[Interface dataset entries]
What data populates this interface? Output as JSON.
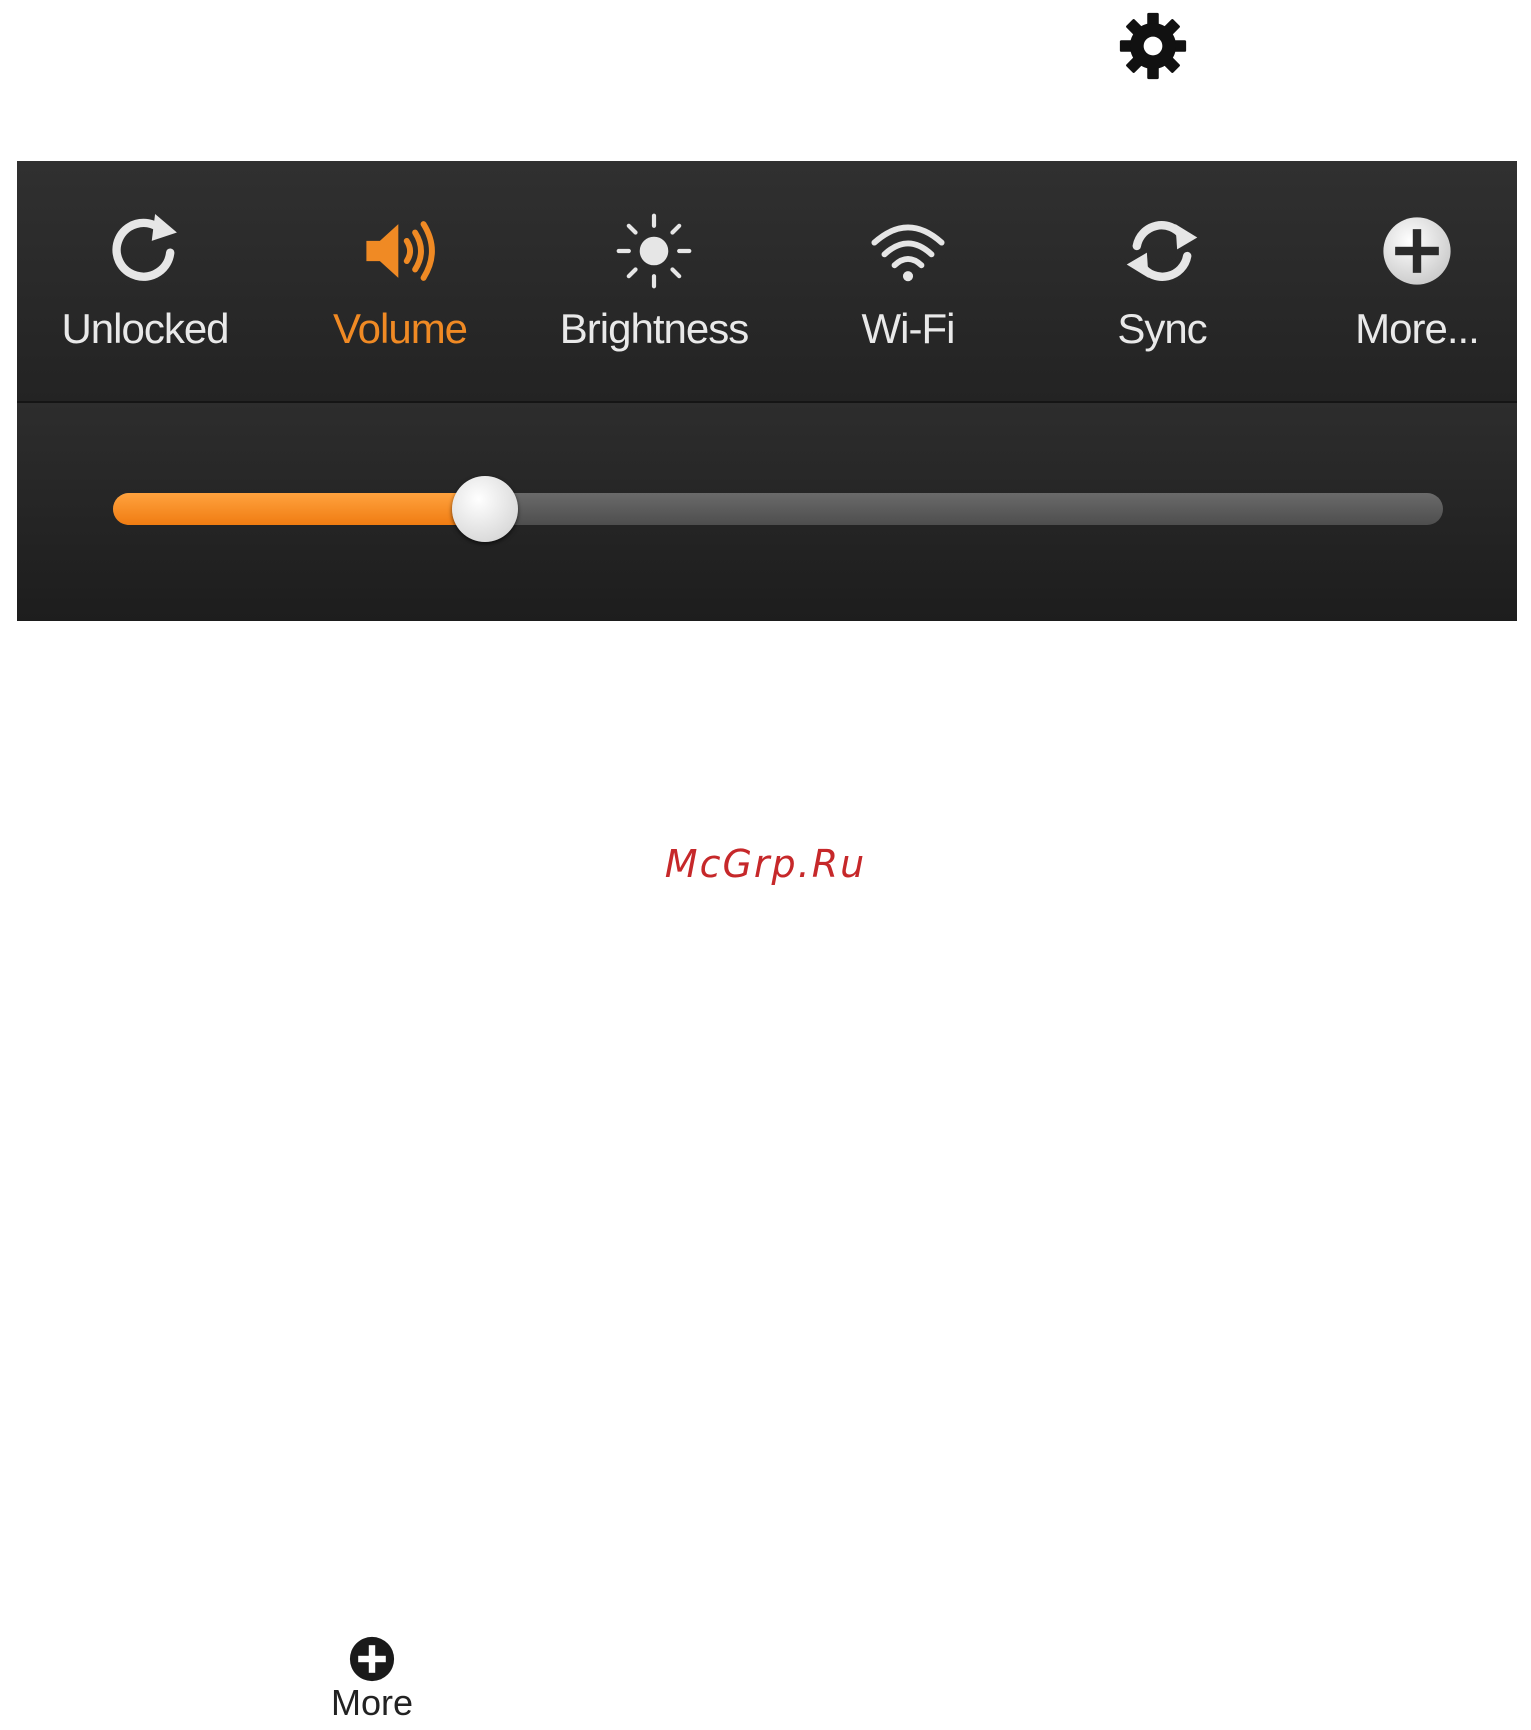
{
  "header": {
    "settings_icon": "gear-icon"
  },
  "quick_settings": {
    "items": [
      {
        "label": "Unlocked",
        "icon": "rotation-lock-icon",
        "active": false
      },
      {
        "label": "Volume",
        "icon": "volume-icon",
        "active": true
      },
      {
        "label": "Brightness",
        "icon": "brightness-icon",
        "active": false
      },
      {
        "label": "Wi-Fi",
        "icon": "wifi-icon",
        "active": false
      },
      {
        "label": "Sync",
        "icon": "sync-icon",
        "active": false
      },
      {
        "label": "More...",
        "icon": "plus-circle-icon",
        "active": false
      }
    ],
    "volume_slider": {
      "value_fraction": 0.28
    }
  },
  "watermark": {
    "text": "McGrp.Ru"
  },
  "bottom_more": {
    "label": "More",
    "icon": "plus-circle-icon"
  },
  "colors": {
    "accent": "#f08a24",
    "panel_bg": "#262626",
    "label": "#e9e9e9",
    "watermark": "#c6282a"
  }
}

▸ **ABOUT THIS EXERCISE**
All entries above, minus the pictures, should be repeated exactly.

▸ **ANSWER FOR THIS EXERCISE**
What data populates this interface? Output as JSON.
{
  "header": {
    "settings_icon": "gear-icon"
  },
  "quick_settings": {
    "items": [
      {
        "label": "Unlocked",
        "icon": "rotation-lock-icon",
        "active": false
      },
      {
        "label": "Volume",
        "icon": "volume-icon",
        "active": true
      },
      {
        "label": "Brightness",
        "icon": "brightness-icon",
        "active": false
      },
      {
        "label": "Wi-Fi",
        "icon": "wifi-icon",
        "active": false
      },
      {
        "label": "Sync",
        "icon": "sync-icon",
        "active": false
      },
      {
        "label": "More...",
        "icon": "plus-circle-icon",
        "active": false
      }
    ],
    "volume_slider": {
      "value_fraction": 0.28
    }
  },
  "watermark": {
    "text": "McGrp.Ru"
  },
  "bottom_more": {
    "label": "More",
    "icon": "plus-circle-icon"
  },
  "colors": {
    "accent": "#f08a24",
    "panel_bg": "#262626",
    "label": "#e9e9e9",
    "watermark": "#c6282a"
  }
}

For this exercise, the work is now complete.